To tell you the truth, I'm sorry it didn't fall this week. That's not because I bear the government any ill will, but because the sooner we're downgraded, the sooner the public will realise there's little to fear from a downgrade. The ratings agencies are toothless tigers.
In any case, there is no good reason any sovereign Australian government – federal or state – should allow a few American for-profit businesses to dictate how much it should or shouldn't borrow (nor engage in hugely expensive ways of disguising the true extent of its liabilities).
The ratings agencies' credibility has been destroyed by their part in the global financial crisis.
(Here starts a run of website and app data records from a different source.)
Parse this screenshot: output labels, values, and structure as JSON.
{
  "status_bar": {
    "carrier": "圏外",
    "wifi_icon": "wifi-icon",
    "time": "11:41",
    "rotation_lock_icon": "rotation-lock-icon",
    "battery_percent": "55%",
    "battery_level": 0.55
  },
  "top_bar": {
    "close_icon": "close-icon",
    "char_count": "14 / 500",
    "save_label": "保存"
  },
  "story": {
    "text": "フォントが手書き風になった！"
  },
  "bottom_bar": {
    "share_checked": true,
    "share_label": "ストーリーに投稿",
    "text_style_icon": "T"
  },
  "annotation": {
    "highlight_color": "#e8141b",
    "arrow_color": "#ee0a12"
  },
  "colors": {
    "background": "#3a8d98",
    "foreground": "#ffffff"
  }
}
Not only did these all-wise experts fail to see it coming, they contributed to the conflagration by awarding AAA ratings to the promoters of "collateralised debt obligations" – for the small fee – that soon turned into "toxic debt".
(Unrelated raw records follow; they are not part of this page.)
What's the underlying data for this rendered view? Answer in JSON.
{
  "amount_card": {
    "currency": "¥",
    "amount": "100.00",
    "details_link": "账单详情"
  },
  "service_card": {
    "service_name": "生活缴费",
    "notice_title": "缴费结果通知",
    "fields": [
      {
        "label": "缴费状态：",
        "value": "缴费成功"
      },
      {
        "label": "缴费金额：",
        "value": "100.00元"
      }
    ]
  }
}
It's long been questionable whether the agencies were leaders or followers in identifying the risks attached to the bonds issued by businesses and governments, but since the GFC there's little doubt the financial markets don't need their advice.
When Standard & Poor's downgraded US government bonds in 2011, the financial markets took no notice and the two other agencies left it hanging out to dry.
S&P downgraded Greece's government bonds only months after its budget cover-up became public in 2009.
All three agencies downgraded Britain's bonds immediately after Brexit, but market yields (interest rates) on those securities actually fell.
So it's not at all clear that a downgrading of our credit rating would do anything much to increase the interest rate at which our government can borrow.
And while it's technically true a downgrading of Australia's "sovereign" credit rating would flow on to the ratings of our banks, it's not clear this would increase their borrowing costs abroad, nor that there would be any flow-on to home buyers and small businesses.
While Labor's Chalmers was telling anyone who'd listen of the disaster about to befall everyone with a mortgage, the chief executive of ANZ Bank, Shayne Elliott, was telling his shareholders that a downgrade had already been priced into the funding costs for Australian banks.
Should the banks actually pass on that increase on to their customers, it would tell us less about the Turnbull government's budget failings than about the failure of successive governments – Labor included – to do enough to encourage greater competition between the big four banks, generous party donors that they are.
It suits neither the government nor the opposition to admit that the rating agencies' pressure on us to cut government spending is diametrically opposed to the advice we're getting from the two genuine international economic authorities, the International Monetary Fund and the Organisation for Economic Co-operation and Development.
Their advice is that, with our economy weaker than it should be, we still have plenty of "fiscal space" to strengthen the economy by borrowing to finance increased spending on worthwhile infrastructure.
All this is why I say that, these days, the economic significance of our credit rating is long gone.
It retains much political significance, however.
Governments – federal and state – still live in fear of a downgrade simply because they know their political opponents would parade this as a disaster for the government, the economy and public and private borrowers, as well as objective, authoritative proof that they are utterly hopeless economic managers.
Credit ratings are now little more than something the politicians use to slag each other off.
This is why I'm sorry we weren't downgraded this week. Only when the public experiences the ratings agencies' inability to have much effect on the interest rates we pay will they lose their power over our governments, and the pollies lose credit ratings as a political football.